▶ [Exercise data]:
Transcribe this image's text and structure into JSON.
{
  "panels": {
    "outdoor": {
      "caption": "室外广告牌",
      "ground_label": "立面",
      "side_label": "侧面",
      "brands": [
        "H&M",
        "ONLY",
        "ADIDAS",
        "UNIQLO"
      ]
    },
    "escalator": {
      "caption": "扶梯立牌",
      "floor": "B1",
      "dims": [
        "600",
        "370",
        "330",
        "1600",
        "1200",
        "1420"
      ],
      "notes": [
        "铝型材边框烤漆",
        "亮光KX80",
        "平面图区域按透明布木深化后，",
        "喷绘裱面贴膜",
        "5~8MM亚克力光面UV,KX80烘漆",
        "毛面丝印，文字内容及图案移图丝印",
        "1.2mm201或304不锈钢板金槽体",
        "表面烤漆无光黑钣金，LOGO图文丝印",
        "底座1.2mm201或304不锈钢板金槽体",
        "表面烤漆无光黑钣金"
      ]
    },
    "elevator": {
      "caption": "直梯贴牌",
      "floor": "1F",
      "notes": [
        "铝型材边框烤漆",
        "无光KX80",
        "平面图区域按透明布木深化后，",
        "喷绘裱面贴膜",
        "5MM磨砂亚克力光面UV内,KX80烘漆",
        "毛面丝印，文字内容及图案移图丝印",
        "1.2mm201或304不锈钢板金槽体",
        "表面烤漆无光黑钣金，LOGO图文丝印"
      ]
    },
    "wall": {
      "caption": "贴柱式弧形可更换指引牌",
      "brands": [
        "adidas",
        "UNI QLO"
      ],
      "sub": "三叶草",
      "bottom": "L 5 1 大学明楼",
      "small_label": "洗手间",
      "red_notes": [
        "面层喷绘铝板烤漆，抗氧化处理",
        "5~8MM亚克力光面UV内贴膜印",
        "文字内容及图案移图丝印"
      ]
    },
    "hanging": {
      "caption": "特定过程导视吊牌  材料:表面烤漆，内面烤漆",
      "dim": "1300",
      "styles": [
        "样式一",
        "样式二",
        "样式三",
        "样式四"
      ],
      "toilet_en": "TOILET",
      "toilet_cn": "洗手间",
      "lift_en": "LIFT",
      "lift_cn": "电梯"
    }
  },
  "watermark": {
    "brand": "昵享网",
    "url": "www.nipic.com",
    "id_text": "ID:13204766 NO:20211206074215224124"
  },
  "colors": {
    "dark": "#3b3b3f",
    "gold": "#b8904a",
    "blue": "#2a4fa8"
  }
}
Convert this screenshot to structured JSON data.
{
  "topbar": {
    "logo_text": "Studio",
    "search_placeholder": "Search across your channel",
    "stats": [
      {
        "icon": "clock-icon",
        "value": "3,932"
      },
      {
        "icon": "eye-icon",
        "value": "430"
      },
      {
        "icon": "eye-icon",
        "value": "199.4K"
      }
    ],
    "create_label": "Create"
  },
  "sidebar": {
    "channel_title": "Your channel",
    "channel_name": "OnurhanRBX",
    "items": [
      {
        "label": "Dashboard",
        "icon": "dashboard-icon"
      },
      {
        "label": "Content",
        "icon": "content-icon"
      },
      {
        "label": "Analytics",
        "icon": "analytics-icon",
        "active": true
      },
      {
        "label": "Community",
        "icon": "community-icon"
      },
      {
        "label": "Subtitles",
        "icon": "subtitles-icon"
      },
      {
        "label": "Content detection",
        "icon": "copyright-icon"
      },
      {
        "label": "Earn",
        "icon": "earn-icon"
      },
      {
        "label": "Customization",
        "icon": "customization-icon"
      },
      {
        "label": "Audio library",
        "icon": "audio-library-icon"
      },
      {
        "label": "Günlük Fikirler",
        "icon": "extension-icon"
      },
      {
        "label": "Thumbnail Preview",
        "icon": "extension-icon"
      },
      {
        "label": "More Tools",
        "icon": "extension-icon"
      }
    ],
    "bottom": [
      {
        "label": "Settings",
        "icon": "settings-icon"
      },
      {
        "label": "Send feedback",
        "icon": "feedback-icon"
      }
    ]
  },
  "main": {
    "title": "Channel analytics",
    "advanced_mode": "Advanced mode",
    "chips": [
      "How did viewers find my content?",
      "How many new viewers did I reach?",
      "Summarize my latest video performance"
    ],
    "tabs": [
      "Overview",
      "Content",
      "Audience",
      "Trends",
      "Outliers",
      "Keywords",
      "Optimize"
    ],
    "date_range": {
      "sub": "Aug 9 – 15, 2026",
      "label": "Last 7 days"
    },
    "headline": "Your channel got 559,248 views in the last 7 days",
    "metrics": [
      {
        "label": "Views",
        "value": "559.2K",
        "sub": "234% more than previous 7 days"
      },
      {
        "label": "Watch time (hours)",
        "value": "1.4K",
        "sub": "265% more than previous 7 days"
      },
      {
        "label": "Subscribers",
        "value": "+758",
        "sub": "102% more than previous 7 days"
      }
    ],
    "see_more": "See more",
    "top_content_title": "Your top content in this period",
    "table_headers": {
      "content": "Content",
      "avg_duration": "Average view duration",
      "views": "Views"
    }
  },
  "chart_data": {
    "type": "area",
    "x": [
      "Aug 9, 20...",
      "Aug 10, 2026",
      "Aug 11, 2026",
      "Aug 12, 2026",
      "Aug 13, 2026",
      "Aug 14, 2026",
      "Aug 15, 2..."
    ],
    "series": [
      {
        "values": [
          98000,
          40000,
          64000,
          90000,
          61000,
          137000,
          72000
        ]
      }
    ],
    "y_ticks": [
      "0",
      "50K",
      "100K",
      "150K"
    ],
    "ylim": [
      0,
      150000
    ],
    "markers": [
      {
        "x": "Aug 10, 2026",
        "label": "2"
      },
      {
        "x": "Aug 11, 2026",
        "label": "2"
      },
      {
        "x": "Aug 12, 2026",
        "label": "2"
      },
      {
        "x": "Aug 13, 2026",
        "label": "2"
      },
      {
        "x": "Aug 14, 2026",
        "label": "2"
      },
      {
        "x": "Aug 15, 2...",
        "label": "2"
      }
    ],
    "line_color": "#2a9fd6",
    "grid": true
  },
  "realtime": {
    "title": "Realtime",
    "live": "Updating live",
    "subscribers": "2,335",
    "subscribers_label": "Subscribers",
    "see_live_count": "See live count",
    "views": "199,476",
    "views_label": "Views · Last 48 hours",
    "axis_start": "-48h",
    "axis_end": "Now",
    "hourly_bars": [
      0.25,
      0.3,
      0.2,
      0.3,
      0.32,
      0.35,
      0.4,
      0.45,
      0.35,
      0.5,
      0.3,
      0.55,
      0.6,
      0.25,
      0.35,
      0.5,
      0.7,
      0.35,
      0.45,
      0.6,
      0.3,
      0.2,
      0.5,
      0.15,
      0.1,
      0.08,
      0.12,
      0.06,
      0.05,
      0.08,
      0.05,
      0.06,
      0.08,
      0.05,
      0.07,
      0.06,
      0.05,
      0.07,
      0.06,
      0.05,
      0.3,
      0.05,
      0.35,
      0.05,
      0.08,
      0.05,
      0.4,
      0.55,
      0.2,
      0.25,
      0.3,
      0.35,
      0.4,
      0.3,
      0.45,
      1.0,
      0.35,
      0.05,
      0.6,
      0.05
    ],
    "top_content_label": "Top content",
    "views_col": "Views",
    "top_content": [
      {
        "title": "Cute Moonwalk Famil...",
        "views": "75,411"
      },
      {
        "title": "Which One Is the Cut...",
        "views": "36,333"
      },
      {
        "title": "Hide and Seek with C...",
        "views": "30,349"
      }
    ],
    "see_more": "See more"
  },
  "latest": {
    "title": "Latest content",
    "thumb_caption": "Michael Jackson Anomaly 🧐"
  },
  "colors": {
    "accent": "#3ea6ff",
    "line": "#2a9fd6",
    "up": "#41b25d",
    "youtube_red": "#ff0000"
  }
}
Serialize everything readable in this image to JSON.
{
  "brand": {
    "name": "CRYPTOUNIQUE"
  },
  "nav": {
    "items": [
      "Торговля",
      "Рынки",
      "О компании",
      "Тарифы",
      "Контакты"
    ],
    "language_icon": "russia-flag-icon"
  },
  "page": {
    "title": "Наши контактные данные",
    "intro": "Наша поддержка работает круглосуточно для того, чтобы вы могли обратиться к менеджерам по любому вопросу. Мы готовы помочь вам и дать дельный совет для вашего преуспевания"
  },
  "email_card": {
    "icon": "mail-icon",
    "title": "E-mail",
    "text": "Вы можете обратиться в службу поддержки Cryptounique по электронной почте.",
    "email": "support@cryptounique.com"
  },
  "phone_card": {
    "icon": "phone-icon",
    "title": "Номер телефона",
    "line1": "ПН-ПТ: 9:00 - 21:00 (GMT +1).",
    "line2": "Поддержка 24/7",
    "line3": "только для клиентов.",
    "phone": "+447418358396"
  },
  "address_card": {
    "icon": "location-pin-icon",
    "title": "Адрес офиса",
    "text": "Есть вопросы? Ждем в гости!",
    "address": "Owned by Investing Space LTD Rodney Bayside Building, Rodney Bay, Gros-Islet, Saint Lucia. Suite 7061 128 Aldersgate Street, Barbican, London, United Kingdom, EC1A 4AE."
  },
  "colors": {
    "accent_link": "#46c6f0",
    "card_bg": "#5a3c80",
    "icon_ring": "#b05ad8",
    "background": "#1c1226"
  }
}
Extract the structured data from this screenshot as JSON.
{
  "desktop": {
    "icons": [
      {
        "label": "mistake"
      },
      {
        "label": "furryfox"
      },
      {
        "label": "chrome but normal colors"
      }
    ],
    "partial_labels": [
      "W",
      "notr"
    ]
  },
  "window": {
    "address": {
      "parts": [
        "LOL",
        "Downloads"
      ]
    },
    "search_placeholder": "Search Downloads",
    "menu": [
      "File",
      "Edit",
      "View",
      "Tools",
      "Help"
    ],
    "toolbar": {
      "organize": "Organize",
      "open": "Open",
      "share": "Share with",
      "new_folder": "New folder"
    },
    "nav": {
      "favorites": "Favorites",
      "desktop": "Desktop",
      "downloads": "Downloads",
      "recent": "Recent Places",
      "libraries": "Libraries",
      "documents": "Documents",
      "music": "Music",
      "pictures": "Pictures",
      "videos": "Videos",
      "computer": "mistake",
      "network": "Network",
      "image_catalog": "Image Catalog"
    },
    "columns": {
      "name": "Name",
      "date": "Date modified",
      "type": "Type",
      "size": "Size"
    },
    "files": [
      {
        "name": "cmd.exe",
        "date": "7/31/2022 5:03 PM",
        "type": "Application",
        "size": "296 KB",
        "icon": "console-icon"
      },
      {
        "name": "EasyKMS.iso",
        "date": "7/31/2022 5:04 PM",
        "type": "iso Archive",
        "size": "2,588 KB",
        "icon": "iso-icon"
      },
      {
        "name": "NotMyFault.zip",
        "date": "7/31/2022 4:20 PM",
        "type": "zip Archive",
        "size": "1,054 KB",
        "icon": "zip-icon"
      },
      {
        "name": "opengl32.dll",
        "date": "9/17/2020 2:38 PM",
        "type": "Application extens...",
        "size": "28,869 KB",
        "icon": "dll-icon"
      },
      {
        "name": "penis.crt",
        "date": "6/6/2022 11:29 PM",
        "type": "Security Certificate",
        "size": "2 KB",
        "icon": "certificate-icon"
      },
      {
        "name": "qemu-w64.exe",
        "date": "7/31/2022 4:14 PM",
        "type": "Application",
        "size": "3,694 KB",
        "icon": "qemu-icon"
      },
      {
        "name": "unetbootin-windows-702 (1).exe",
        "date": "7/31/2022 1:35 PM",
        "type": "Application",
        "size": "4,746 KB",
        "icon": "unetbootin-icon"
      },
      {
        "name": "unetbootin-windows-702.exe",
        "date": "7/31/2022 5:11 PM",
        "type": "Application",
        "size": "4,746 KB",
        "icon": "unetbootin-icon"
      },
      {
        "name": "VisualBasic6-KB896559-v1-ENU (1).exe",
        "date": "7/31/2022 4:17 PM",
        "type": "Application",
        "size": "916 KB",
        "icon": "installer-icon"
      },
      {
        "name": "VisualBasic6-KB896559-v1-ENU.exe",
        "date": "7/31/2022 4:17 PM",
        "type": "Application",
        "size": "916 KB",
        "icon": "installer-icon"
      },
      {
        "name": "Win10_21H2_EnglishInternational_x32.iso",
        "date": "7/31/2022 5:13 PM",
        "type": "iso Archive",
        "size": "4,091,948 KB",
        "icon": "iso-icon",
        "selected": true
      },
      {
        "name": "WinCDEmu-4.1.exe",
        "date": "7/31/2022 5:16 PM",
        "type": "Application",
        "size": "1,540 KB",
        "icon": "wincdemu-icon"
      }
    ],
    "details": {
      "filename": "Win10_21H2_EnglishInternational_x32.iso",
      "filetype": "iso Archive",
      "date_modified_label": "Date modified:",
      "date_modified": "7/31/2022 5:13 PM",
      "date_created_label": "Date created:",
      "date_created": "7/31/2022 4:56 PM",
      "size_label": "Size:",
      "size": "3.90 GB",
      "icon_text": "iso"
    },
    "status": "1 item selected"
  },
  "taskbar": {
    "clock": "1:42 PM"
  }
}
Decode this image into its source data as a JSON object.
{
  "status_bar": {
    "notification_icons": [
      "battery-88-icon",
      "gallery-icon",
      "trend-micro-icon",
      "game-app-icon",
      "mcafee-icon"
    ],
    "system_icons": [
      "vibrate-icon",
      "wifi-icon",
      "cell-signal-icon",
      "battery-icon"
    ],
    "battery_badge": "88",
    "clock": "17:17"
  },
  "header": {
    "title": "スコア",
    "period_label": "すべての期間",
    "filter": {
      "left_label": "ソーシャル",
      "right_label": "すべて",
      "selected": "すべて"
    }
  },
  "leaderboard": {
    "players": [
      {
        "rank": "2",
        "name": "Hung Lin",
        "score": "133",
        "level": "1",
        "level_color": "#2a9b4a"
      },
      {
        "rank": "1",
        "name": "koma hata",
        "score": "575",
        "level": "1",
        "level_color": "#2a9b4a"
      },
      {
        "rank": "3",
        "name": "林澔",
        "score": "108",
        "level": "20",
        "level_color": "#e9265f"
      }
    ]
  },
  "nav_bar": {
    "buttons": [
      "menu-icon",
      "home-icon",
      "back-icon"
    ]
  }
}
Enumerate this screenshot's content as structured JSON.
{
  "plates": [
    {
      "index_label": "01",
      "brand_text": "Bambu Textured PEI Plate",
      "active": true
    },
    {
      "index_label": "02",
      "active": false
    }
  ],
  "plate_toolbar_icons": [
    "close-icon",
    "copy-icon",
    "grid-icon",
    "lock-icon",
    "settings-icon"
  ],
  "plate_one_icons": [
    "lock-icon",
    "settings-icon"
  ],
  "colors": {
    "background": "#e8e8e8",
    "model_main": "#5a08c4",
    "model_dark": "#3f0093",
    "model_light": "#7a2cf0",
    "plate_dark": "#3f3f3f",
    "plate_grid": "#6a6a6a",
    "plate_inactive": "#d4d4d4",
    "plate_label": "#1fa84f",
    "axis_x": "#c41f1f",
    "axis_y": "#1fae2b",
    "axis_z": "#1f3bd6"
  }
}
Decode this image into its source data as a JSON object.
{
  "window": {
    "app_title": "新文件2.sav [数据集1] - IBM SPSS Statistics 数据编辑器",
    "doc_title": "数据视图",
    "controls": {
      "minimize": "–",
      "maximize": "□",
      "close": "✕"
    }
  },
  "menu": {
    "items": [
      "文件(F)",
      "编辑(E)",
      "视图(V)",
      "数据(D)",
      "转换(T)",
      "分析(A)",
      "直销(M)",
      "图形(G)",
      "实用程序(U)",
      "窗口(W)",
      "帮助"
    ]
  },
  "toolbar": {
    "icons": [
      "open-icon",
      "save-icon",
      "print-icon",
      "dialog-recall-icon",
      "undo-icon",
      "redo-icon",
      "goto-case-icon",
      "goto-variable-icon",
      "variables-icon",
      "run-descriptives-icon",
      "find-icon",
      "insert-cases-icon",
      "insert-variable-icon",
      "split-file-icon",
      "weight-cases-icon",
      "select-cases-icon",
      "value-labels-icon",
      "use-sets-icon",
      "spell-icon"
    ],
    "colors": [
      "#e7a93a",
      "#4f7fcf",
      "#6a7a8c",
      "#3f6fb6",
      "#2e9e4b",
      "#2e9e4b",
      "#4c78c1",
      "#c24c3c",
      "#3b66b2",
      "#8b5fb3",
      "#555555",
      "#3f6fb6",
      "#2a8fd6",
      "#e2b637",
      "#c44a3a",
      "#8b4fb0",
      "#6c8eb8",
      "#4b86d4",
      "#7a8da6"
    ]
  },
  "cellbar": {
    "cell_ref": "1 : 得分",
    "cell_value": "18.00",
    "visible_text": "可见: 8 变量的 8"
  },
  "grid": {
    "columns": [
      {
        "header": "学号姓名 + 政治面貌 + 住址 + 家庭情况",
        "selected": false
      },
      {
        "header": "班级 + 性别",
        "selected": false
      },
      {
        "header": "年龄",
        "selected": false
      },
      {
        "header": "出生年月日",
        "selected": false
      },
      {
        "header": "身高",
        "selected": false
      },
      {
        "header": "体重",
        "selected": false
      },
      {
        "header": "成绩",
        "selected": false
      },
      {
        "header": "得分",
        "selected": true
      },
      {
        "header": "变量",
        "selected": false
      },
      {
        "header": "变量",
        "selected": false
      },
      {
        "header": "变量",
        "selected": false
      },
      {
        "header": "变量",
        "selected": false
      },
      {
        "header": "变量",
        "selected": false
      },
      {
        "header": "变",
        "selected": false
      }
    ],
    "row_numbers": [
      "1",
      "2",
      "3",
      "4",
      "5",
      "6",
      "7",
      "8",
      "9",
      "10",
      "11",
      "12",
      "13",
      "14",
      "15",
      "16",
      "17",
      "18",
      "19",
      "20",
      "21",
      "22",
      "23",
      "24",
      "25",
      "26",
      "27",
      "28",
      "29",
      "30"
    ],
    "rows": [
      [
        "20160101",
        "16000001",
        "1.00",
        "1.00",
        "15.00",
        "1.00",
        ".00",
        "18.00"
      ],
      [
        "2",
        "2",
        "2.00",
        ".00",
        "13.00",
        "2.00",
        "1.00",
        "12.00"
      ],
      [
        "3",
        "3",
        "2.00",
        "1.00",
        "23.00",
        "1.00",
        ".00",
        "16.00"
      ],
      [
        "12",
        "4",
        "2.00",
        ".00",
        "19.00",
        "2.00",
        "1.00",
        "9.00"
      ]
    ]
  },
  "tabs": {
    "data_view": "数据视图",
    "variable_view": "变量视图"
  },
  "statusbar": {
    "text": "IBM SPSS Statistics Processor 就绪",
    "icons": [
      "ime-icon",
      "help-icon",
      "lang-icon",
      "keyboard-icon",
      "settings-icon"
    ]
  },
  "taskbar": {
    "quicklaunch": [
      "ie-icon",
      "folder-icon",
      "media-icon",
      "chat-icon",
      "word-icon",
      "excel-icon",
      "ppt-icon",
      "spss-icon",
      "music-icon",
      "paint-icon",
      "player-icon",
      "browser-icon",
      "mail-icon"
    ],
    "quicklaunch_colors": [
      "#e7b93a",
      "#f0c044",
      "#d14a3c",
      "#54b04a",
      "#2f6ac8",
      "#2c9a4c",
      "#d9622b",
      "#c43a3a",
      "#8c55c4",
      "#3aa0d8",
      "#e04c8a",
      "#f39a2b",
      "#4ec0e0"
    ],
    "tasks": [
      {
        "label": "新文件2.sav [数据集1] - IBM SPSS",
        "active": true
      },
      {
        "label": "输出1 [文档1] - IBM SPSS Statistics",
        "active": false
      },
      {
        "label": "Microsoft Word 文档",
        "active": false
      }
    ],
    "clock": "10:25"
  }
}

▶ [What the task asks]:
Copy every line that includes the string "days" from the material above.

▶ [Result for this task]:
      "label": "Last 7 days"
    "headline": "Your channel got 559,248 views in the last 7 days",
        "sub": "234% more than previous 7 days"
        "sub": "265% more than previous 7 days"
        "sub": "102% more than previous 7 days"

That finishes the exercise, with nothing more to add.